#### DESCRIPTION OF THE TASK:
Using the data below, repeat all of it precisely.

=== Begin Enclosure ===

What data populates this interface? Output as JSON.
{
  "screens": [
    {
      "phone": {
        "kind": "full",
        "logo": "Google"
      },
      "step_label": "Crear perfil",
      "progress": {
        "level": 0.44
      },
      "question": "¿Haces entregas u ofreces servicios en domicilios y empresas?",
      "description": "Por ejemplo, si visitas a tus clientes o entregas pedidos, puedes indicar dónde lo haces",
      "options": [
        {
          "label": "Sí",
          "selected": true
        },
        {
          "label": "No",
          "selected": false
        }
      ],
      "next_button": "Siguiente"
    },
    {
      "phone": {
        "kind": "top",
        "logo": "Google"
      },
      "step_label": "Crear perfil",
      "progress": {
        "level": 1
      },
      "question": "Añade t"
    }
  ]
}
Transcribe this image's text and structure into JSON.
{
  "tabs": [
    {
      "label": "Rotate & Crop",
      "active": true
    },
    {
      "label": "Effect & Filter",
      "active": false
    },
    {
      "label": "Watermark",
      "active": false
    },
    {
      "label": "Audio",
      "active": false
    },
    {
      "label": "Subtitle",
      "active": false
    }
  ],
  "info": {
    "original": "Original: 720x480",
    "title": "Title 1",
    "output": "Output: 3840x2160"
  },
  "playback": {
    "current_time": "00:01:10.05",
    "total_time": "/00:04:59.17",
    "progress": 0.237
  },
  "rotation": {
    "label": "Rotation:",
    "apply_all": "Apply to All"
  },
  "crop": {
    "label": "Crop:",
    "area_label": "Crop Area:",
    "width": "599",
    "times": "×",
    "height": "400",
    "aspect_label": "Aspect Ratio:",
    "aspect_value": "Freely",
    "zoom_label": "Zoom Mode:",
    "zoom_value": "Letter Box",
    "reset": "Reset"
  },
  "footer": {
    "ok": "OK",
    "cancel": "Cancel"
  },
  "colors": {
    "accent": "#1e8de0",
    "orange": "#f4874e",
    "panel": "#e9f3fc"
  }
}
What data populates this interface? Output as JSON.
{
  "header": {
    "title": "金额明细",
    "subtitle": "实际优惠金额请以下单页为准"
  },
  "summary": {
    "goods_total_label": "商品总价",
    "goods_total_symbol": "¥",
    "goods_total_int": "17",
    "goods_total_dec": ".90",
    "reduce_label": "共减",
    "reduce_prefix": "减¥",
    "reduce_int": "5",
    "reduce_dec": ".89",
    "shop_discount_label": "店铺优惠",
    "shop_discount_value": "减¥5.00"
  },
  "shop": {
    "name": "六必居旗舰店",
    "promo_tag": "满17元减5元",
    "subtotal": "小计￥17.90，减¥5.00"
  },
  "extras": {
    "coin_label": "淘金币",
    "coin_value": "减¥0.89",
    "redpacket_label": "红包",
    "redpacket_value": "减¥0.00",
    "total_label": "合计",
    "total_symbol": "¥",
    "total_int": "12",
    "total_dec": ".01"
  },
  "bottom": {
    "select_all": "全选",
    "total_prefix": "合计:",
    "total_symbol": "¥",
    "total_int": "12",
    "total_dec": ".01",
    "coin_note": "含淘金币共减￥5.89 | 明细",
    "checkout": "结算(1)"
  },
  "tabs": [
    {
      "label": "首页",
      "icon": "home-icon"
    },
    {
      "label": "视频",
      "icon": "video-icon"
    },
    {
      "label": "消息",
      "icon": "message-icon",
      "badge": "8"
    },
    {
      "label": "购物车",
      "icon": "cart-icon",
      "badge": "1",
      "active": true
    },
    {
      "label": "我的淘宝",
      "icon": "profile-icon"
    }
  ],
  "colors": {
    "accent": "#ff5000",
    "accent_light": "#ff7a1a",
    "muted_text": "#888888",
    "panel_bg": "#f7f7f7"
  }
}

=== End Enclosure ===

#### OUTPUT FOR THIS EXERCISE:
What data populates this interface? Output as JSON.
{
  "screens": [
    {
      "phone": {
        "kind": "full",
        "logo": "Google"
      },
      "step_label": "Crear perfil",
      "progress": {
        "level": 0.44
      },
      "question": "¿Haces entregas u ofreces servicios en domicilios y empresas?",
      "description": "Por ejemplo, si visitas a tus clientes o entregas pedidos, puedes indicar dónde lo haces",
      "options": [
        {
          "label": "Sí",
          "selected": true
        },
        {
          "label": "No",
          "selected": false
        }
      ],
      "next_button": "Siguiente"
    },
    {
      "phone": {
        "kind": "top",
        "logo": "Google"
      },
      "step_label": "Crear perfil",
      "progress": {
        "level": 1
      },
      "question": "Añade t"
    }
  ]
}
Transcribe this image's text and structure into JSON.
{
  "tabs": [
    {
      "label": "Rotate & Crop",
      "active": true
    },
    {
      "label": "Effect & Filter",
      "active": false
    },
    {
      "label": "Watermark",
      "active": false
    },
    {
      "label": "Audio",
      "active": false
    },
    {
      "label": "Subtitle",
      "active": false
    }
  ],
  "info": {
    "original": "Original: 720x480",
    "title": "Title 1",
    "output": "Output: 3840x2160"
  },
  "playback": {
    "current_time": "00:01:10.05",
    "total_time": "/00:04:59.17",
    "progress": 0.237
  },
  "rotation": {
    "label": "Rotation:",
    "apply_all": "Apply to All"
  },
  "crop": {
    "label": "Crop:",
    "area_label": "Crop Area:",
    "width": "599",
    "times": "×",
    "height": "400",
    "aspect_label": "Aspect Ratio:",
    "aspect_value": "Freely",
    "zoom_label": "Zoom Mode:",
    "zoom_value": "Letter Box",
    "reset": "Reset"
  },
  "footer": {
    "ok": "OK",
    "cancel": "Cancel"
  },
  "colors": {
    "accent": "#1e8de0",
    "orange": "#f4874e",
    "panel": "#e9f3fc"
  }
}
What data populates this interface? Output as JSON.
{
  "header": {
    "title": "金额明细",
    "subtitle": "实际优惠金额请以下单页为准"
  },
  "summary": {
    "goods_total_label": "商品总价",
    "goods_total_symbol": "¥",
    "goods_total_int": "17",
    "goods_total_dec": ".90",
    "reduce_label": "共减",
    "reduce_prefix": "减¥",
    "reduce_int": "5",
    "reduce_dec": ".89",
    "shop_discount_label": "店铺优惠",
    "shop_discount_value": "减¥5.00"
  },
  "shop": {
    "name": "六必居旗舰店",
    "promo_tag": "满17元减5元",
    "subtotal": "小计￥17.90，减¥5.00"
  },
  "extras": {
    "coin_label": "淘金币",
    "coin_value": "减¥0.89",
    "redpacket_label": "红包",
    "redpacket_value": "减¥0.00",
    "total_label": "合计",
    "total_symbol": "¥",
    "total_int": "12",
    "total_dec": ".01"
  },
  "bottom": {
    "select_all": "全选",
    "total_prefix": "合计:",
    "total_symbol": "¥",
    "total_int": "12",
    "total_dec": ".01",
    "coin_note": "含淘金币共减￥5.89 | 明细",
    "checkout": "结算(1)"
  },
  "tabs": [
    {
      "label": "首页",
      "icon": "home-icon"
    },
    {
      "label": "视频",
      "icon": "video-icon"
    },
    {
      "label": "消息",
      "icon": "message-icon",
      "badge": "8"
    },
    {
      "label": "购物车",
      "icon": "cart-icon",
      "badge": "1",
      "active": true
    },
    {
      "label": "我的淘宝",
      "icon": "profile-icon"
    }
  ],
  "colors": {
    "accent": "#ff5000",
    "accent_light": "#ff7a1a",
    "muted_text": "#888888",
    "panel_bg": "#f7f7f7"
  }
}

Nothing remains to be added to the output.